Our test project is ready, now we can upload it on github, as it was said earlier, CircleCI has synchronization with github accounts.
Let’s log in to github, create a new repository and upload our project into it.
Here is a link to the test repository:
Let’s go to https://circleci.com/ and log in under the same github account.
Now go to the ADD PROJECTS section. Here we see our project, which we previously uploaded to github. Select Linux operating system and click the Set Up Project button of the right project.
CircleCI should determine the configuration for our project by itself. Depending on the selected configuration, the system itself will generate us a configuration file for the job. Points one to four in the screenshot below describe the steps to install this configuration file (we did this in the CircleCI Configuration item).
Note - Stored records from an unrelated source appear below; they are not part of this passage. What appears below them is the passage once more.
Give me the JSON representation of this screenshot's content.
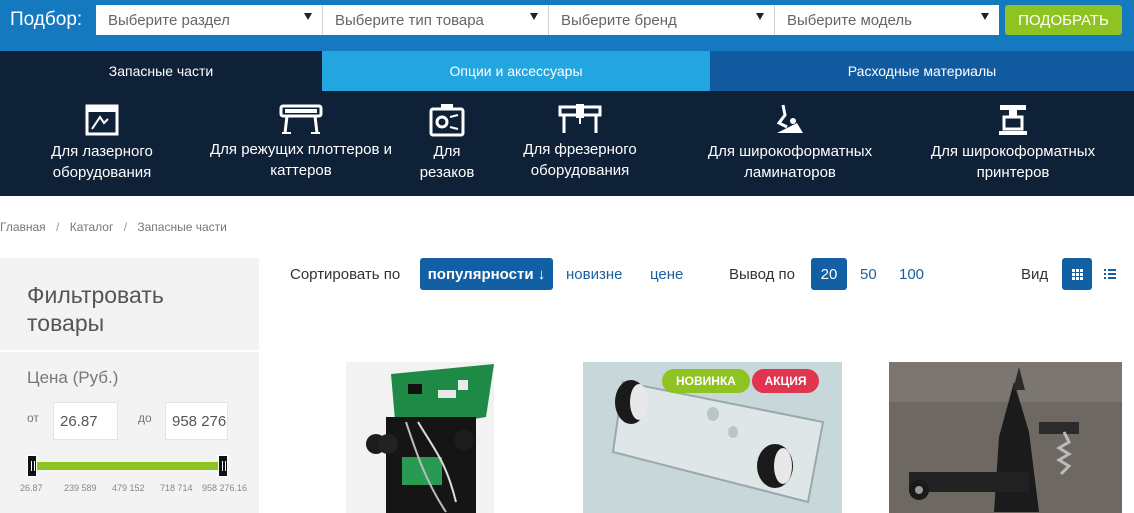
{
  "selector_bar": {
    "label": "Подбор:",
    "selects": [
      "Выберите раздел",
      "Выберите тип товара",
      "Выберите бренд",
      "Выберите модель"
    ],
    "submit_label": "ПОДОБРАТЬ",
    "bg_color": "#1479bf",
    "submit_color": "#8fc321"
  },
  "tabs": [
    {
      "label": "Запасные части",
      "active": false
    },
    {
      "label": "Опции и аксессуары",
      "active": true
    },
    {
      "label": "Расходные материалы",
      "active": false
    }
  ],
  "categories": [
    {
      "line1": "Для лазерного",
      "line2": "оборудования",
      "icon": "laser-machine-icon"
    },
    {
      "line1": "Для режущих плоттеров и",
      "line2": "каттеров",
      "icon": "plotter-icon"
    },
    {
      "line1": "Для",
      "line2": "резаков",
      "icon": "cutter-icon"
    },
    {
      "line1": "Для фрезерного",
      "line2": "оборудования",
      "icon": "milling-machine-icon"
    },
    {
      "line1": "Для широкоформатных",
      "line2": "ламинаторов",
      "icon": "laminator-icon"
    },
    {
      "line1": "Для широкоформатных",
      "line2": "принтеров",
      "icon": "wide-printer-icon"
    }
  ],
  "breadcrumb": [
    "Главная",
    "Каталог",
    "Запасные части"
  ],
  "filter": {
    "title_line1": "Фильтровать",
    "title_line2": "товары",
    "price_title": "Цена (Руб.)",
    "from_label": "от",
    "to_label": "до",
    "from_value": "26.87",
    "to_value": "958 276",
    "ticks": [
      "26.87",
      "239 589",
      "479 152",
      "718 714",
      "958 276.16"
    ],
    "range_selected": [
      0,
      1
    ]
  },
  "sort": {
    "label": "Сортировать по",
    "active": "популярности ↓",
    "options": [
      "новизне",
      "цене"
    ]
  },
  "output": {
    "label": "Вывод по",
    "active": "20",
    "options": [
      "50",
      "100"
    ]
  },
  "view": {
    "label": "Вид",
    "active": "grid"
  },
  "products": [
    {
      "image": "circuit-board-assembly",
      "badges": []
    },
    {
      "image": "roller-bracket",
      "badges": [
        "НОВИНКА",
        "АКЦИЯ"
      ]
    },
    {
      "image": "blade-holder-mechanism",
      "badges": []
    }
  ],
  "colors": {
    "dark_navy": "#0e2137",
    "active_tab": "#23a6df",
    "accent_blue": "#135fa4",
    "green": "#8fc321",
    "sale_red": "#e0344f"
  }
}
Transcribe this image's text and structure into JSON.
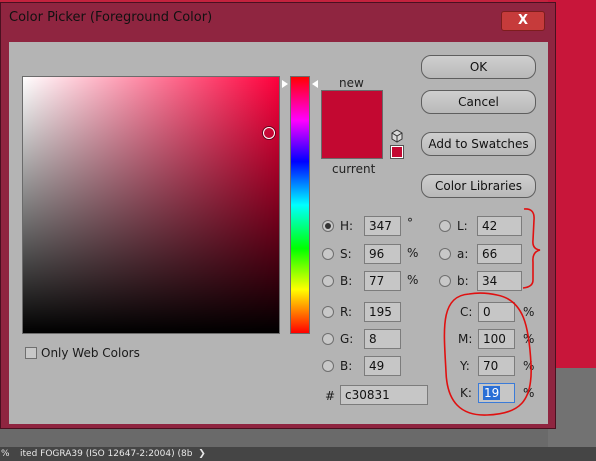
{
  "window": {
    "title": "Color Picker (Foreground Color)",
    "close_glyph": "X"
  },
  "status_bar": {
    "zoom": "%",
    "document_info": "ited FOGRA39 (ISO 12647-2:2004) (8b",
    "arrow": "❯"
  },
  "swatch": {
    "new_label": "new",
    "current_label": "current",
    "new_color": "#c30831",
    "current_color": "#c30831"
  },
  "buttons": {
    "ok": "OK",
    "cancel": "Cancel",
    "add_to_swatches": "Add to Swatches",
    "color_libraries": "Color Libraries"
  },
  "hsb": {
    "h": {
      "label": "H:",
      "value": "347",
      "unit": "°",
      "selected": true
    },
    "s": {
      "label": "S:",
      "value": "96",
      "unit": "%"
    },
    "b": {
      "label": "B:",
      "value": "77",
      "unit": "%"
    }
  },
  "rgb": {
    "r": {
      "label": "R:",
      "value": "195"
    },
    "g": {
      "label": "G:",
      "value": "8"
    },
    "b": {
      "label": "B:",
      "value": "49"
    }
  },
  "lab": {
    "l": {
      "label": "L:",
      "value": "42"
    },
    "a": {
      "label": "a:",
      "value": "66"
    },
    "b": {
      "label": "b:",
      "value": "34"
    }
  },
  "cmyk": {
    "c": {
      "label": "C:",
      "value": "0",
      "unit": "%"
    },
    "m": {
      "label": "M:",
      "value": "100",
      "unit": "%"
    },
    "y": {
      "label": "Y:",
      "value": "70",
      "unit": "%"
    },
    "k": {
      "label": "K:",
      "value": "19",
      "unit": "%"
    }
  },
  "hex": {
    "label": "#",
    "value": "c30831"
  },
  "only_web_colors": {
    "label": "Only Web Colors",
    "checked": false
  },
  "colors": {
    "annotation_red": "#e01010",
    "hue_base": "#ff003c"
  }
}
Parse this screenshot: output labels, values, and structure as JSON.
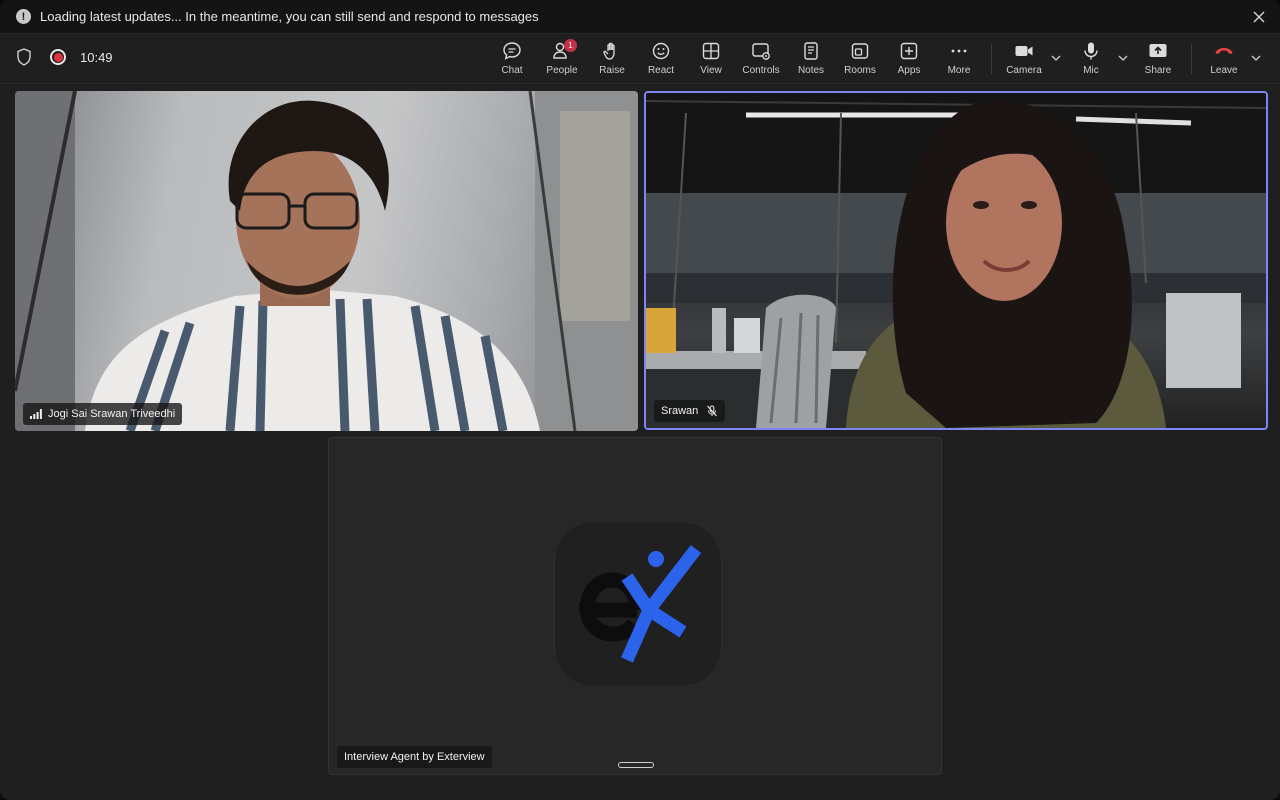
{
  "banner": {
    "message": "Loading latest updates... In the meantime, you can still send and respond to messages"
  },
  "meeting": {
    "timer": "10:49"
  },
  "toolbar": {
    "items": [
      {
        "label": "Chat"
      },
      {
        "label": "People",
        "badge": "1"
      },
      {
        "label": "Raise"
      },
      {
        "label": "React"
      },
      {
        "label": "View"
      },
      {
        "label": "Controls"
      },
      {
        "label": "Notes"
      },
      {
        "label": "Rooms"
      },
      {
        "label": "Apps"
      },
      {
        "label": "More"
      },
      {
        "label": "Camera"
      },
      {
        "label": "Mic"
      },
      {
        "label": "Share"
      },
      {
        "label": "Leave"
      }
    ]
  },
  "participants": [
    {
      "name": "Jogi Sai Srawan Triveedhi"
    },
    {
      "name": "Srawan"
    },
    {
      "name": "Interview Agent by Exterview"
    }
  ],
  "colors": {
    "accent": "#7f85f5",
    "leave": "#e3423f",
    "badge": "#c4314b",
    "logo_blue": "#2b63ea"
  }
}
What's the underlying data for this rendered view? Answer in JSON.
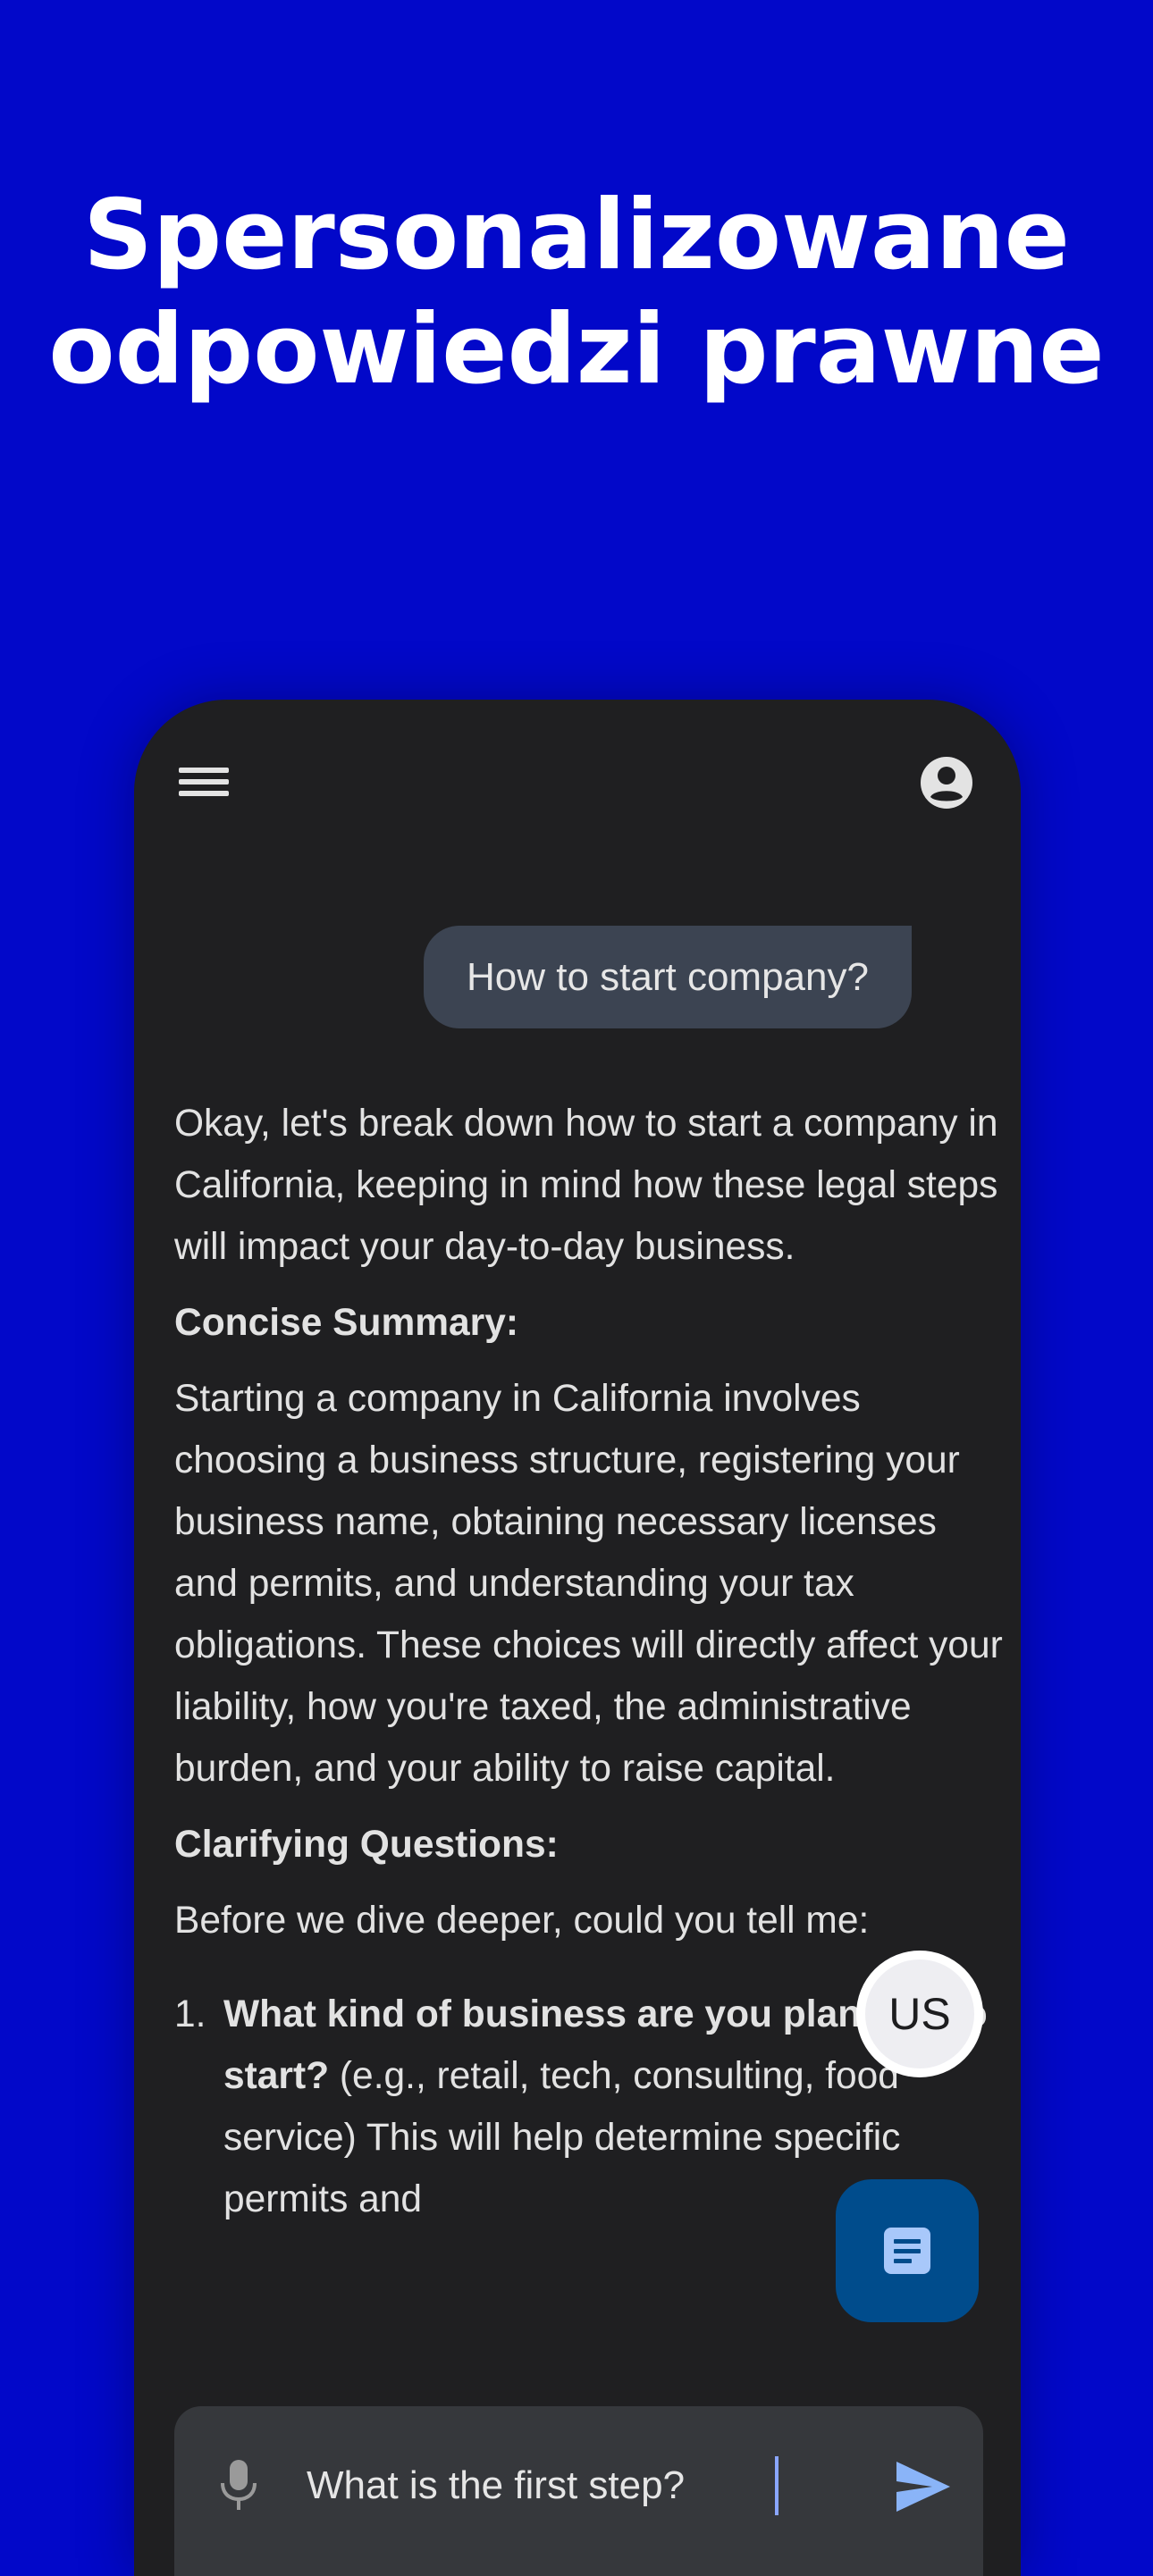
{
  "headline": "Spersonalizowane odpowiedzi prawne",
  "app": {
    "user_message": "How to start company?",
    "response": {
      "intro": "Okay, let's break down how to start a company in California, keeping in mind how these legal steps will impact your day-to-day business.",
      "summary_heading": "Concise Summary:",
      "summary_text": "Starting a company in California involves choosing a business structure, registering your business name, obtaining necessary licenses and permits, and understanding your tax obligations. These choices will directly affect your liability, how you're taxed, the administrative burden, and your ability to raise capital.",
      "questions_heading": "Clarifying Questions:",
      "questions_intro": "Before we dive deeper, could you tell me:",
      "questions": [
        {
          "number": "1.",
          "question": "What kind of business are you planning to start?",
          "detail": " (e.g., retail, tech, consulting, food service) This will help determine specific permits and"
        }
      ]
    },
    "country_fab_label": "US",
    "input": {
      "value": "What is the first step?"
    },
    "icons": {
      "menu": "menu-icon",
      "account": "account-circle-icon",
      "documents": "document-icon",
      "mic": "mic-icon",
      "send": "send-icon"
    },
    "colors": {
      "background": "#0208c9",
      "screen": "#1f1f21",
      "user_bubble": "#3c4452",
      "doc_fab": "#004c8c",
      "send": "#8ab4f8"
    }
  }
}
In this form, we see the basic configuration of the project and the steps to install the job config file:
Scrolling below, we see an example of a config file of job, which was generated with the system according to our configuration. It was it which was taken as the basis of the configuration, which we had considered earlier.
Then let’s run our tests and press the Start Building button.
Job has launched:
In real time, we can observe the process of building a project and running of tests, by clicking on any of the steps, we will see its logs.
To view the results of the test’s execution, at the end of the execution of the job, you need to open step run tests.
An example of run tests open step with logs of passed tests:
Now let’s see what will failed tests look like. To do this, we will change the expected result of one of the tests to a knowingly false one:
This test is implemented using js framework cucumber.js.
As soon as we commit our changes to github, a new build according to our job will be automatically initiated, and it will fail as it is expected:
Let’s look at the failed test logs:
In the log, we clearly see the reasons of the test failing.
CircleCI is well suited for small projects in which it’s necessary to run continuous integration as soon as possible. Due to the integration with GitHub, it is suitable for open source projects.
Jenkins and systems similar to it, I recommend for use on large projects that require a serious setting of the environment. In Jenkins, you can configure anything with plugins, but it will take a lot of time.
Which CI to choose depends on the needs of your project.
Inspired by the following articles:
Continuous Integration: CircleCI vs Travis CI vs Jenkins vs Alternatives